At Tinderbox Weekend Boston, my own talk took a look at Tinderbox Maps. Much of this talk surveys some of the fascinating Tinderbox maps that people send me – especially beautiful maps that were created to get stuff done. There’s one gorgeous set of reading notes from Julie Tolmie, and Robert Brook’s observations on how Tinderbox maps let you acknowledge disagreements that you can’t resolve within a meeting. There are Tom Smith’s fascinating observations on using Tinderbox in child custody hearings, and Michael Bywater’s sketch of a developing lecture. (You can hear this part on a nice screencast on the CD).

I also talked a bit about a tentative grammar of Tinderbox maps.

Tinderbox Weekend: Toward A Map Grammar

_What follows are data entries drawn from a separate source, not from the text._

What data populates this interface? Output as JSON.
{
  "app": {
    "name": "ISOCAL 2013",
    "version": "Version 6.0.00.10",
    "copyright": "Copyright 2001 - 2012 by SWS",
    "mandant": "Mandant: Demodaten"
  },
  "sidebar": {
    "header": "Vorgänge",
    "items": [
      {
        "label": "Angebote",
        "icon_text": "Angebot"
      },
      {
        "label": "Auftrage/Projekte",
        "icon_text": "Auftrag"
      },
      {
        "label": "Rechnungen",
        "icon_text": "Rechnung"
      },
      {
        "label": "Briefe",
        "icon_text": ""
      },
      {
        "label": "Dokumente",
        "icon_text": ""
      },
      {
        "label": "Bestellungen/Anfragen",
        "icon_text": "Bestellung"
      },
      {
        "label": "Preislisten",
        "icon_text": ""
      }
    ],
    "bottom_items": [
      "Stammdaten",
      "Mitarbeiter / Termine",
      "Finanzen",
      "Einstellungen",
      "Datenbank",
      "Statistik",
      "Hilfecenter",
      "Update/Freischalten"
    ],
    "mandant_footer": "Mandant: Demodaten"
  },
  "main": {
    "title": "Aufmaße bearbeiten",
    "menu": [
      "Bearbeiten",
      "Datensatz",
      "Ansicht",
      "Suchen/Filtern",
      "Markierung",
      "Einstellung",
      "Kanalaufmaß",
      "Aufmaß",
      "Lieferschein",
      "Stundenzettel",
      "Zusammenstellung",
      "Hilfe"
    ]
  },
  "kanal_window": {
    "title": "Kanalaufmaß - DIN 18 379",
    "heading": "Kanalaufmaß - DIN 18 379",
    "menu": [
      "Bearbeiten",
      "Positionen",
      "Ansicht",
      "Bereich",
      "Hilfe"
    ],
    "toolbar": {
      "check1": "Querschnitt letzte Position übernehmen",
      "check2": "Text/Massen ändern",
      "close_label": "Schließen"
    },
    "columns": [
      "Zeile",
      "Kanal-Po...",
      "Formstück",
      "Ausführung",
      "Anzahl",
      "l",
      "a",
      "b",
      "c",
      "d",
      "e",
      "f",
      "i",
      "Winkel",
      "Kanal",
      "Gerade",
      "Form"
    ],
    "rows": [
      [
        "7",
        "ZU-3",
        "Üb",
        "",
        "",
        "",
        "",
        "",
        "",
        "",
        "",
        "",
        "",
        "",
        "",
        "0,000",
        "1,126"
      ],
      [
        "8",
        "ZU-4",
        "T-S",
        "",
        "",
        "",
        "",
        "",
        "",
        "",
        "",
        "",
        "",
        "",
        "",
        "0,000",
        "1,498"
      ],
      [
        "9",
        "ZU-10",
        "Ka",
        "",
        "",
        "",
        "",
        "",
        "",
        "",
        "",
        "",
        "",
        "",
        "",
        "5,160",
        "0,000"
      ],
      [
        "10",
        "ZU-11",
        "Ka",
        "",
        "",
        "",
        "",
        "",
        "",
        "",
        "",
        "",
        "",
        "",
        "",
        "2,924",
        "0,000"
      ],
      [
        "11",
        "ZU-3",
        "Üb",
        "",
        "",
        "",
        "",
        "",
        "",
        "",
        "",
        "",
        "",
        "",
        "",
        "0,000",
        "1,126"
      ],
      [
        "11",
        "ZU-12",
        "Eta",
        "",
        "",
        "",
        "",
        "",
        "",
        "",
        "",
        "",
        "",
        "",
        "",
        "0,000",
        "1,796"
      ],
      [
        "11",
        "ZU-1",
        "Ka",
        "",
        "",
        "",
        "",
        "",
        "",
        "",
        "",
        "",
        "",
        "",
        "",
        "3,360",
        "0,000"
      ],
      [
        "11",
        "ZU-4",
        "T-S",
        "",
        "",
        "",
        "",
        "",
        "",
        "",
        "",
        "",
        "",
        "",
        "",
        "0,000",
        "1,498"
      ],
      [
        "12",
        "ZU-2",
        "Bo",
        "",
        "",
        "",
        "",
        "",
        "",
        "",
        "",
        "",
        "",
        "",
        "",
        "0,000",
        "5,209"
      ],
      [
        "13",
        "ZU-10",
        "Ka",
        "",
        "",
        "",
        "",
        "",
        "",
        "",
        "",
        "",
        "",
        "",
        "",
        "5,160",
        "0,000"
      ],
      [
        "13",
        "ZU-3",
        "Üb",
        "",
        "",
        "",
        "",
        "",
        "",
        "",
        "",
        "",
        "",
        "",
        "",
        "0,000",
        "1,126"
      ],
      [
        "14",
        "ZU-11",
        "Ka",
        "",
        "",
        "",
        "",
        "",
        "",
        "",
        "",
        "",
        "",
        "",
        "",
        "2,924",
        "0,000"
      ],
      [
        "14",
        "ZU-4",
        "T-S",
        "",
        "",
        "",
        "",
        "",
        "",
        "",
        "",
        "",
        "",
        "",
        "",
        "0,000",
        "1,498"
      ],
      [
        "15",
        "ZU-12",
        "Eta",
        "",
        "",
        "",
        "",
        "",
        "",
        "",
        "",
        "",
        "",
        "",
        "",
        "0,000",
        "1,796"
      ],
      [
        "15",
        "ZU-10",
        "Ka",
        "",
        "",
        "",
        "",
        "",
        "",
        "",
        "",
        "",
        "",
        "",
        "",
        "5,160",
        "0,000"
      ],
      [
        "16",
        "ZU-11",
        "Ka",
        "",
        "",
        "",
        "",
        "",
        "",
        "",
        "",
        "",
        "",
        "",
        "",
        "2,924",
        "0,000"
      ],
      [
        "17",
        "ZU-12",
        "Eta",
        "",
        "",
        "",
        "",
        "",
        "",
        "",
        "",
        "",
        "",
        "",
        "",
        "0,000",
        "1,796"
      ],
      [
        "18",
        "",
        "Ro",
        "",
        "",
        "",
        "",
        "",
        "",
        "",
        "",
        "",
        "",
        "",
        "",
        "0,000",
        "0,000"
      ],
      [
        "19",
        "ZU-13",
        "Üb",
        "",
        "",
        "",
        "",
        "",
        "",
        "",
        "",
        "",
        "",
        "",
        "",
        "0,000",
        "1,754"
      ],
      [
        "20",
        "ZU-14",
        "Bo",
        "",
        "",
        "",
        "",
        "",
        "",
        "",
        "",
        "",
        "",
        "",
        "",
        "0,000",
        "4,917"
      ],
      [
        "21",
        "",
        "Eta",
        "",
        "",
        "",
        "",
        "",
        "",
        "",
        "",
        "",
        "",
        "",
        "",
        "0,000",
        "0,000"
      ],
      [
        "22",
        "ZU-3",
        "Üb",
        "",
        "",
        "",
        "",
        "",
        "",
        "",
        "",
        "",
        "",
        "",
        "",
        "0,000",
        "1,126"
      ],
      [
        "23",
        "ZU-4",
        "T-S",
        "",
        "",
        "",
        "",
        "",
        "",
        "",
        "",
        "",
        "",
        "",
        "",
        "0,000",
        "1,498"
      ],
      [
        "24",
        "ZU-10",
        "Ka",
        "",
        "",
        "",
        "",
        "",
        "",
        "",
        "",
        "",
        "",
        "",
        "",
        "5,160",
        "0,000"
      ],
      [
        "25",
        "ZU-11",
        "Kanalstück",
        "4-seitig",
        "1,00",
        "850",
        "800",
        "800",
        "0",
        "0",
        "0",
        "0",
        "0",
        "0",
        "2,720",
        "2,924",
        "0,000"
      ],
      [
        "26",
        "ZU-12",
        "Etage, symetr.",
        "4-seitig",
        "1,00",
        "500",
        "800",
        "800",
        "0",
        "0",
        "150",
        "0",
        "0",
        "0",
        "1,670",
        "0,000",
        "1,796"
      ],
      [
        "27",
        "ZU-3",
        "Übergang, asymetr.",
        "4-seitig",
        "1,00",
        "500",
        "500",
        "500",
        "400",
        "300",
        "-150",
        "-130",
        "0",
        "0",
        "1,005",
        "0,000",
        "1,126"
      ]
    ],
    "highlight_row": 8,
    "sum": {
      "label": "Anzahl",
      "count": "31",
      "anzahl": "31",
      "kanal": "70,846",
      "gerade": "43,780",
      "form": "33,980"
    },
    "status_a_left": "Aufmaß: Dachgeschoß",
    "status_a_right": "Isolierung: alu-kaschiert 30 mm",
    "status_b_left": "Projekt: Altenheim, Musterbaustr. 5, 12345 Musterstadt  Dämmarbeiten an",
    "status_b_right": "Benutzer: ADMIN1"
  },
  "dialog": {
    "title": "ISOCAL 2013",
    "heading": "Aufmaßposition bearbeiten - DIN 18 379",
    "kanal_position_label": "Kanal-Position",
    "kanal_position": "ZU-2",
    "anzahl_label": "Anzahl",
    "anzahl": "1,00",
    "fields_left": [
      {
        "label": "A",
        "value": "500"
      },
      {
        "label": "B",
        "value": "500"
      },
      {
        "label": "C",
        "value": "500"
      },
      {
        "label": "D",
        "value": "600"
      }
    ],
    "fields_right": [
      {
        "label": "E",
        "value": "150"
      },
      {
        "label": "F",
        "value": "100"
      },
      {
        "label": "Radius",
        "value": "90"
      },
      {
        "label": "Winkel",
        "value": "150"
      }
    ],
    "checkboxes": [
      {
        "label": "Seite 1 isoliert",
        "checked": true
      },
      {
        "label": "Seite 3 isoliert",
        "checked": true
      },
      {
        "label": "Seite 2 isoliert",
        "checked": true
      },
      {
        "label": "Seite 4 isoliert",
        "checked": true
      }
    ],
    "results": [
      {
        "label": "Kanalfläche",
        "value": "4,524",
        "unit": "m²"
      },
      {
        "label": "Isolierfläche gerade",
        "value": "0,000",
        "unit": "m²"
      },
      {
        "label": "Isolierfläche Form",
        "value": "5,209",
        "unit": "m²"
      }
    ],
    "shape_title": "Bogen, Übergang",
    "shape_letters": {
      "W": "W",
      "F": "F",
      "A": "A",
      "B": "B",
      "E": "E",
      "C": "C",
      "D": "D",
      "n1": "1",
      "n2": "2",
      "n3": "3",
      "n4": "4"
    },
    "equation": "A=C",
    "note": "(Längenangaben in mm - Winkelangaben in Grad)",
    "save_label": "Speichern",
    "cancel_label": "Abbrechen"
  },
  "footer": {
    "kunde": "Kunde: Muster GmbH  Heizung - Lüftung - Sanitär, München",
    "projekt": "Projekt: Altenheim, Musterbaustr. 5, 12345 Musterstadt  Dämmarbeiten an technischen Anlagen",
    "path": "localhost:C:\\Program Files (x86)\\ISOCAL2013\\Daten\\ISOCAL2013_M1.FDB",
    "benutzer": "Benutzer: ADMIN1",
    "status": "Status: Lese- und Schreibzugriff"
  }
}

I’m very reluctant to tell you how to organize your work: you know your work better than I do! The structure of a Tinderbox map should emerge from the data and should evolve as your understanding improves and as your needs change. Tinderbox gives you great tools and gets out of the way. We try to leave the Methodological Snake Oil™ to others.

Still, people do ask all the time. And when I started to sketch some simple example, I found parts of the exercise were surprisingly interesting.

Tinderbox Weekend: Toward A Map Grammar

This is not the only way to show an exception or a conflict. Here’s a homework problem:

Extra Credit: show three other ways to represent conflict in a map. Explain how your solution differs, and in what situations it might be better or worse.

It’s a more interesting topic, really, than I’d realized. We just finished the program committee meeting for Hypertext 2010, and something like this would surely be a terrific topic for research papers. In fact, there’s room for everyone! Want to collaborate? Write me. Want to work the topic on your own? Be my guest!